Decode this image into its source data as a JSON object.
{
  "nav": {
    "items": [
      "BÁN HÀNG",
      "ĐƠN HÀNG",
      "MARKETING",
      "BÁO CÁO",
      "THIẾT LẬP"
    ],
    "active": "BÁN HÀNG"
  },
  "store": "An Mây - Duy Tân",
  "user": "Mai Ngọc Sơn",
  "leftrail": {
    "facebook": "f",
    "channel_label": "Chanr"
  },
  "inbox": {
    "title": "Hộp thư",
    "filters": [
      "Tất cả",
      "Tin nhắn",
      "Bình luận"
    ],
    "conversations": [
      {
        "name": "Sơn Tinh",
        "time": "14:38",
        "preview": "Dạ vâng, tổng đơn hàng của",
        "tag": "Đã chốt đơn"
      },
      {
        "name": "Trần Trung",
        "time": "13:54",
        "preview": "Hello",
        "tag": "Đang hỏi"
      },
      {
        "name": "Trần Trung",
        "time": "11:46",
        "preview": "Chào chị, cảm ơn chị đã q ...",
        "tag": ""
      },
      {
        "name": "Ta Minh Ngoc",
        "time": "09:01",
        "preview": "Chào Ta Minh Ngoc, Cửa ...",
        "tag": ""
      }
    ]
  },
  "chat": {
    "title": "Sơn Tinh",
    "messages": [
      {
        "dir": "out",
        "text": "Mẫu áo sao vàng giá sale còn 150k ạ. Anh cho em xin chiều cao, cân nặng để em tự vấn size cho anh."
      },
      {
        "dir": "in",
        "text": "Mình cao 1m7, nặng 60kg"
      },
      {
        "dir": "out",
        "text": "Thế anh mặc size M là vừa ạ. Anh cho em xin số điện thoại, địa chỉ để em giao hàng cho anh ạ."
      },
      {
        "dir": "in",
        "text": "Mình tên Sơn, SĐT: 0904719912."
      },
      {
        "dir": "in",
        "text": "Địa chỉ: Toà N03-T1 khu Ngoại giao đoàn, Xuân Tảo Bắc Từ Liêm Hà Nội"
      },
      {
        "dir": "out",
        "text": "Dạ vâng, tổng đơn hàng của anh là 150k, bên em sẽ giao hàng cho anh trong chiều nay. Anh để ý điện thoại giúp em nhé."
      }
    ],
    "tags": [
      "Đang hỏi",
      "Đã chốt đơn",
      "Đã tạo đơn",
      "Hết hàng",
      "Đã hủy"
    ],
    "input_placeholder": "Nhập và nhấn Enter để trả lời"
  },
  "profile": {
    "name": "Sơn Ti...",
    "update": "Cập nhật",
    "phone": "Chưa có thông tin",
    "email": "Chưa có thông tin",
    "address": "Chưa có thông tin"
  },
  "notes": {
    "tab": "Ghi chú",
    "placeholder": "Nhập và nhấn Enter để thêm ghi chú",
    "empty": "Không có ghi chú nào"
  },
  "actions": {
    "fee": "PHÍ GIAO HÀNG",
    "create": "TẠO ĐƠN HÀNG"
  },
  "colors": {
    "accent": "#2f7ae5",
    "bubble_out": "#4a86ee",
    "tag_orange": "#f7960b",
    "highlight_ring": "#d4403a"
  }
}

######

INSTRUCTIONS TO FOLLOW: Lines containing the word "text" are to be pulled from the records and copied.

RESPONSE TO THE TASK:
        "text": "Mẫu áo sao vàng giá sale còn 150k ạ. Anh cho em xin chiều cao, cân nặng để em tự vấn size cho anh."
        "text": "Mình cao 1m7, nặng 60kg"
        "text": "Thế anh mặc size M là vừa ạ. Anh cho em xin số điện thoại, địa chỉ để em giao hàng cho anh ạ."
        "text": "Mình tên Sơn, SĐT: 0904719912."
        "text": "Địa chỉ: Toà N03-T1 khu Ngoại giao đoàn, Xuân Tảo Bắc Từ Liêm Hà Nội"
        "text": "Dạ vâng, tổng đơn hàng của anh là 150k, bên em sẽ giao hàng cho anh trong chiều nay. Anh để ý điện thoại giúp em nhé."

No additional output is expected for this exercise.